The Pilates Principle of Breath
I’ve recently had a couple of clients who have greatly benefited from Pilates breathing exercises. In fact, I believe we all benefit from proper breathing, and breathing was a focus of Joseph Pilates. Breath is one of the 6 fundamental Principles of Pilates. Coordinating inhalation and exhalation with exercise is crucial to effective Pilates work.
In his book Return to Life Through Contrology, Joseph Pilates wrote, “Breathing is the first act of life and the last. Our very life depends on it… above all, learn how to breathe correctly.”
Pilates understood the importance of proper breathing and how it helps cleanse the body by oxygenating the blood while removing toxins. Pilates referred to proper breathing as the “inner shower” that cleanses the body, clears the mind and energizes the spirit. Proper breathing will help control movement both during exercise and in everyday life. Breathing helps achieve inner focus, and lies at the source of the Pilates Method.
Breathing assists in the recruitment of muscle groups during exercise. For instance, since the abdominal muscles are recruited during exhalation, exhaling during abdominal work, or flexion exercises, will maximize muscle recruitment. Inhalation, on the other hand, will most likely recruit the muscles of the opposite movement, or trunk extension.
Abdominal muscle contraction typically needs to be maintained during a Pilates exercise, even during inhalation.
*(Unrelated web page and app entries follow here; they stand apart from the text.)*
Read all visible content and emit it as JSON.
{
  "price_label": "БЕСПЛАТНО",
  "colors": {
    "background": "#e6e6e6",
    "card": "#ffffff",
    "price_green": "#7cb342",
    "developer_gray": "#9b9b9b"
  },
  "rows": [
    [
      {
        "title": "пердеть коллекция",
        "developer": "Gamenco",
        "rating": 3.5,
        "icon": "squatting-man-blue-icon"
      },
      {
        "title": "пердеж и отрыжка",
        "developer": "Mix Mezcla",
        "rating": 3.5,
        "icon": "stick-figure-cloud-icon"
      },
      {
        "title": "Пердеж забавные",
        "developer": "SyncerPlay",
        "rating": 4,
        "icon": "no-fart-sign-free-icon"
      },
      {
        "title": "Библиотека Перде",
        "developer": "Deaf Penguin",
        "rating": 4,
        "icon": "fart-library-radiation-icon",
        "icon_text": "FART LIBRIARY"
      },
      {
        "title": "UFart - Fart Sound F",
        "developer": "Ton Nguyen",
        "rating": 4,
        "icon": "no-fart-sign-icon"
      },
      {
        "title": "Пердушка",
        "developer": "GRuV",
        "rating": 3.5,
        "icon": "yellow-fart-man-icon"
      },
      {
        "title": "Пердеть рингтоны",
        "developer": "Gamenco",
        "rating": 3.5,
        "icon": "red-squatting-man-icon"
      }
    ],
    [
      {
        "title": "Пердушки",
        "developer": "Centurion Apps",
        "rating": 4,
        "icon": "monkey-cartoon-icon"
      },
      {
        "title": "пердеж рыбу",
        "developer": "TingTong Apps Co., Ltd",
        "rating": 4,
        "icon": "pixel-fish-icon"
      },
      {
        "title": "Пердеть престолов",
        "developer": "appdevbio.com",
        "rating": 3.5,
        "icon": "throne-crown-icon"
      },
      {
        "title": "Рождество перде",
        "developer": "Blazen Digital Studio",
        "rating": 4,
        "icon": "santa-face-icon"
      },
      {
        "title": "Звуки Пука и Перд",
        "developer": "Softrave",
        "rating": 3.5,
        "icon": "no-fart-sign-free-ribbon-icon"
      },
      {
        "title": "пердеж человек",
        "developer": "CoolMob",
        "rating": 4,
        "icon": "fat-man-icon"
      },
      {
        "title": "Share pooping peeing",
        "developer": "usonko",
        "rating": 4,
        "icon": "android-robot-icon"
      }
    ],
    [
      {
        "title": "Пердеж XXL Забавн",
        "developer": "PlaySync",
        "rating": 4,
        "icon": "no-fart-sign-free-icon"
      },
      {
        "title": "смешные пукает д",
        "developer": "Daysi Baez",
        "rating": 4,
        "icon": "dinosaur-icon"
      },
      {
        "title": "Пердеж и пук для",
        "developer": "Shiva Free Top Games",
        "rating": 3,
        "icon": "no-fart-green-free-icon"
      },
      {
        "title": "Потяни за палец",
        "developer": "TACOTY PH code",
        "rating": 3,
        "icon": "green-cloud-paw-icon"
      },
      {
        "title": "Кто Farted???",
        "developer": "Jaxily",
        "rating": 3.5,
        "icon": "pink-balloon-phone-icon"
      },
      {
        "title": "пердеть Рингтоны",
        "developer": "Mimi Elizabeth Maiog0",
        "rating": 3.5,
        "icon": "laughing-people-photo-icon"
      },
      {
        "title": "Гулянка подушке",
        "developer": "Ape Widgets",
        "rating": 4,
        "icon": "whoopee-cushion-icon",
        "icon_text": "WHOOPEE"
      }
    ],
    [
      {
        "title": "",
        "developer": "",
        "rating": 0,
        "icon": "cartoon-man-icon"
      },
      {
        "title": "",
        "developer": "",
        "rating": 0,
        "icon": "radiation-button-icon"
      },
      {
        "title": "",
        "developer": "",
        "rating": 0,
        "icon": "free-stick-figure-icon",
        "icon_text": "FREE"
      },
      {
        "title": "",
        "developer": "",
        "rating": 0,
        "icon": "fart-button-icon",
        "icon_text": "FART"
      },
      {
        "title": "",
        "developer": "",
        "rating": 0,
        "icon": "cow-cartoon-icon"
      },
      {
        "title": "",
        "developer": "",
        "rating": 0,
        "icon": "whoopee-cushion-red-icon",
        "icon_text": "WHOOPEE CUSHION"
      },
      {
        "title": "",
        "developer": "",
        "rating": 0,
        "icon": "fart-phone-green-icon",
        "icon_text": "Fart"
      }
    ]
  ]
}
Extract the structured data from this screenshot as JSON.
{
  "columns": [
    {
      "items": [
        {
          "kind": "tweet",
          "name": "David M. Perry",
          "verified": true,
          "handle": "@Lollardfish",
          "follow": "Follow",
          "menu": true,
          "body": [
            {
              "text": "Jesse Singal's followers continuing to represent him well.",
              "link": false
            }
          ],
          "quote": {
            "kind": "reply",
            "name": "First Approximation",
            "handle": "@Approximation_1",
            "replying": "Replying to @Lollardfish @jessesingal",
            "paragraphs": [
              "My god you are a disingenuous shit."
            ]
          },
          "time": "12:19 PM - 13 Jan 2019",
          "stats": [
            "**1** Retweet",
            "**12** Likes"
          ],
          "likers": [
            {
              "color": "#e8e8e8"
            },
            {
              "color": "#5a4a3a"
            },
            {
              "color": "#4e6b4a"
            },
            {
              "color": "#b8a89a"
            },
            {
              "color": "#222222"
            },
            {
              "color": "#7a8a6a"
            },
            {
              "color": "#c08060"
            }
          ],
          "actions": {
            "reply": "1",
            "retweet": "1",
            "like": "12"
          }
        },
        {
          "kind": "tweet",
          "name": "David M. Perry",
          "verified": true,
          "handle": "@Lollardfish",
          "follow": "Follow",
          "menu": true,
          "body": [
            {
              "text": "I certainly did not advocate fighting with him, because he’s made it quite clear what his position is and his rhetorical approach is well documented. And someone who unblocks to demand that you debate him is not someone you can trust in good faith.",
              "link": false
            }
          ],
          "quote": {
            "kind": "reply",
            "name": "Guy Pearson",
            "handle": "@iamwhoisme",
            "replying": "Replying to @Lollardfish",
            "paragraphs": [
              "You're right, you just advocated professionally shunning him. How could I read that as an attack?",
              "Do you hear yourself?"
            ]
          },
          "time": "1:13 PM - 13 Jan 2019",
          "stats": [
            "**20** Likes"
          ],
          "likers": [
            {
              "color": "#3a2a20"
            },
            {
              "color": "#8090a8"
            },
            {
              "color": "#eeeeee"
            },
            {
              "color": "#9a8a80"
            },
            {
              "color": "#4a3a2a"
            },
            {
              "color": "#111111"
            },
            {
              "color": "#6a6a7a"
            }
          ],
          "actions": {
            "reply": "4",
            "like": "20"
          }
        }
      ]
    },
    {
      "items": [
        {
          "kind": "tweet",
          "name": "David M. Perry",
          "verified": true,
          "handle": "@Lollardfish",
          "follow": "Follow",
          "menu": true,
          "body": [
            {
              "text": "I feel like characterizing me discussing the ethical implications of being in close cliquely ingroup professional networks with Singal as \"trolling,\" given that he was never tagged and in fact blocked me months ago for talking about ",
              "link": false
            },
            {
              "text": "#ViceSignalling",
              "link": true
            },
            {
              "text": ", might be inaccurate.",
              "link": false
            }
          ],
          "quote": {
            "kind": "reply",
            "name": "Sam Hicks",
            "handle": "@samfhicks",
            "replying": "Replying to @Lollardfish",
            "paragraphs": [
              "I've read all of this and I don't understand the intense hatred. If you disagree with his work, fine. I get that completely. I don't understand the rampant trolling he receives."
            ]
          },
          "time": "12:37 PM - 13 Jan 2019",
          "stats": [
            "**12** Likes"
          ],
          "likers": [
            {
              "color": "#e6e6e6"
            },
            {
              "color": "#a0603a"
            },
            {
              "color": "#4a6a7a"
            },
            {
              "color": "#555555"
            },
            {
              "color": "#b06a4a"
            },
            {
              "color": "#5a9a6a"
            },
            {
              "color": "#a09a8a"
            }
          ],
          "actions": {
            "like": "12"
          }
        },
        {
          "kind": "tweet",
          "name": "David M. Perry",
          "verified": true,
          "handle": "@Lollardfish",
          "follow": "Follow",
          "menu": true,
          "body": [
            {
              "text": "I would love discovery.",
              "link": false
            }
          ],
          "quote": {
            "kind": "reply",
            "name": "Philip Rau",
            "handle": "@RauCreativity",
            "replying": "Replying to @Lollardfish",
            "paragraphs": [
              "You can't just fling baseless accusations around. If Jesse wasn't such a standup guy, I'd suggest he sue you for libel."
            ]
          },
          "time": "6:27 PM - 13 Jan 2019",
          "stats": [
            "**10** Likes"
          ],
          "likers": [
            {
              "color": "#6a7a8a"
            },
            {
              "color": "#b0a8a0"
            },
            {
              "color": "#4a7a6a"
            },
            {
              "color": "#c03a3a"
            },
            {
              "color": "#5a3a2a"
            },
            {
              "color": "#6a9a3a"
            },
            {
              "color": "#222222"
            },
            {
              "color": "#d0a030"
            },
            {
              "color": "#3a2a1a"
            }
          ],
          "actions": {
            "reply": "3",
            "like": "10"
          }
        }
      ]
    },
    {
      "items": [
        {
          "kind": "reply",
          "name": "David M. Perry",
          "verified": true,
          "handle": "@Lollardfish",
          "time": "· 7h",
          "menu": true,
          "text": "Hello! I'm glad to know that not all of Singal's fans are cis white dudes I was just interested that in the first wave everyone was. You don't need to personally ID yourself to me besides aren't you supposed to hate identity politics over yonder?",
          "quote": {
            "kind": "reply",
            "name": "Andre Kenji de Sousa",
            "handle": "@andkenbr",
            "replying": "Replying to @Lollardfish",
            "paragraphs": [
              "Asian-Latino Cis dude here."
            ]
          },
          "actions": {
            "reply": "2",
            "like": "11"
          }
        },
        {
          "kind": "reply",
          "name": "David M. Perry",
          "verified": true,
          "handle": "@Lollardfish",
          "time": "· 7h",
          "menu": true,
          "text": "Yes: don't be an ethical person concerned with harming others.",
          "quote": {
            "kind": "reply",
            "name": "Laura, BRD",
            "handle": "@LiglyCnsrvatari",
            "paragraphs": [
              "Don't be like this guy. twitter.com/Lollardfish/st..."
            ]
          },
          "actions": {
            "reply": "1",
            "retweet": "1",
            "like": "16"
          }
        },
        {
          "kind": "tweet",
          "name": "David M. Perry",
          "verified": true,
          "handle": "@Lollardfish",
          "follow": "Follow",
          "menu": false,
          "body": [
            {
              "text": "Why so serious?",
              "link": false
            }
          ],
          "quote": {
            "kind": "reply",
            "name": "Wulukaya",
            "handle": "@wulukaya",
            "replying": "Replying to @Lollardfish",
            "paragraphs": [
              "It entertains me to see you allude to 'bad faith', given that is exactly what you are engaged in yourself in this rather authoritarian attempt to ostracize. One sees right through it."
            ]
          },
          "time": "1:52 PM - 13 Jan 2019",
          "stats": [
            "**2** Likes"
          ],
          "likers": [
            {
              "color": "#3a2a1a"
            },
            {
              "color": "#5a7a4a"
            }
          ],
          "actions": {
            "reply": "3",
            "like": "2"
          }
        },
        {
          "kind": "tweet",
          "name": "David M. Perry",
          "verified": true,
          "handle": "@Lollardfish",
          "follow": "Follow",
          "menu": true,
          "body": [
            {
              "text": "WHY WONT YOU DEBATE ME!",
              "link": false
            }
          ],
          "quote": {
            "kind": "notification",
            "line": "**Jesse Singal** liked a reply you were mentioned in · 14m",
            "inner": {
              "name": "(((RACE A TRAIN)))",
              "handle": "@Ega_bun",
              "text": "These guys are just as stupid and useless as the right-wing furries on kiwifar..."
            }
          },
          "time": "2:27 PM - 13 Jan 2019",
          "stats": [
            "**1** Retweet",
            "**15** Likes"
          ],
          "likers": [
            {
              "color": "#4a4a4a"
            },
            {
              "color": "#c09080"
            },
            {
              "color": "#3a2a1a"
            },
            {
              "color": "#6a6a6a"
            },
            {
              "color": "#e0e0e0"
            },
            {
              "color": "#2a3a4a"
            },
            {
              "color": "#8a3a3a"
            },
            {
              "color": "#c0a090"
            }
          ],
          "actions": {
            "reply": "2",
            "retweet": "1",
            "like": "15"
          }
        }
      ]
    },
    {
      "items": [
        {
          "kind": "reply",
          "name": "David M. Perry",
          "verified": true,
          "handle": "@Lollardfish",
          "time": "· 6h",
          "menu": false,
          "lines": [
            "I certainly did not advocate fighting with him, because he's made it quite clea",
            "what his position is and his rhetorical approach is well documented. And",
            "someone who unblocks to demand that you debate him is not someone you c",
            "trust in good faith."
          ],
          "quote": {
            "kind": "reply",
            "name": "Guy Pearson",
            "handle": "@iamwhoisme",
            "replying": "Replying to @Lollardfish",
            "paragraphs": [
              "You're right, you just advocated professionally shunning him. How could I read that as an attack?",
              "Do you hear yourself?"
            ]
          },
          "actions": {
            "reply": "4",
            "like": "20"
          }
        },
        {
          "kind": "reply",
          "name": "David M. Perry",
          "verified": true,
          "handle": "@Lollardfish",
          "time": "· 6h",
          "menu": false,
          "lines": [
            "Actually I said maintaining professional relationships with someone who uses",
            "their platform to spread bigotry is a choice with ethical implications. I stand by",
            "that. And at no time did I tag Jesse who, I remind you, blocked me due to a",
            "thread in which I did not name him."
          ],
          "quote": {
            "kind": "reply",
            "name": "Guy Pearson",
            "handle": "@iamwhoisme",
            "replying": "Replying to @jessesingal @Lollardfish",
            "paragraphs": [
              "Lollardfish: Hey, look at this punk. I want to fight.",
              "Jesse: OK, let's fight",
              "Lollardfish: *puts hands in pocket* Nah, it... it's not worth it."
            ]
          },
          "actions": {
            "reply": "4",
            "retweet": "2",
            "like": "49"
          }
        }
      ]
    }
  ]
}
This can of course be challenging. That’s why when practicing Pilates we use lateral, or costal breathing. This means that we expand the ribcage laterally (to the sides) and posteriorly (to the back) when inhaling, allowing the continued contraction of the abdominal muscles. You may hear cues like “expand the rib cage as you inhale” or “breathe into the space between the shoulder blades” to encourage this type of breathing.
Proper breathing: oxygenates the blood and nourishes the muscles, gets rid of toxins, improves circulation and skin tone, calms the mind and body, aids with concentration, helps establish a rhythm for movement, and assists with muscle activation.
So, how can you incorporate breathing exercises into your routine?
- Sit in a comfortable position, without your back leaning against anything.
- For feedback, you can wrap a theraband around your lower rib cage and hold it snug (to feel the expansion of your rib cage as you breathe).
- Begin by taking a few deep breaths, allowing your shoulders to rise up to your ears on the inhale, and fall back into place on the exhale.
- Then, leaving shoulders down, begin to breathe, inhaling for a count of 4 and exhaling for a count of 4. Your breath should cause your rib cage to expand side to side as you breathe into the sides and back of the rib cage (you can feel your rib cage stretch the theraband if you’re using one).
- Experiment with breathing just into the right side, then just into the left side, then just into the back of the rib cage, expanding the space between the shoulder blades.
- Inhale and exhale slowly as you count to 4 with each inhale or exhale.
Breathing can be practiced at any time, anywhere! Explore the benefits of proper and effective breathing, and let me know what benefits you notice.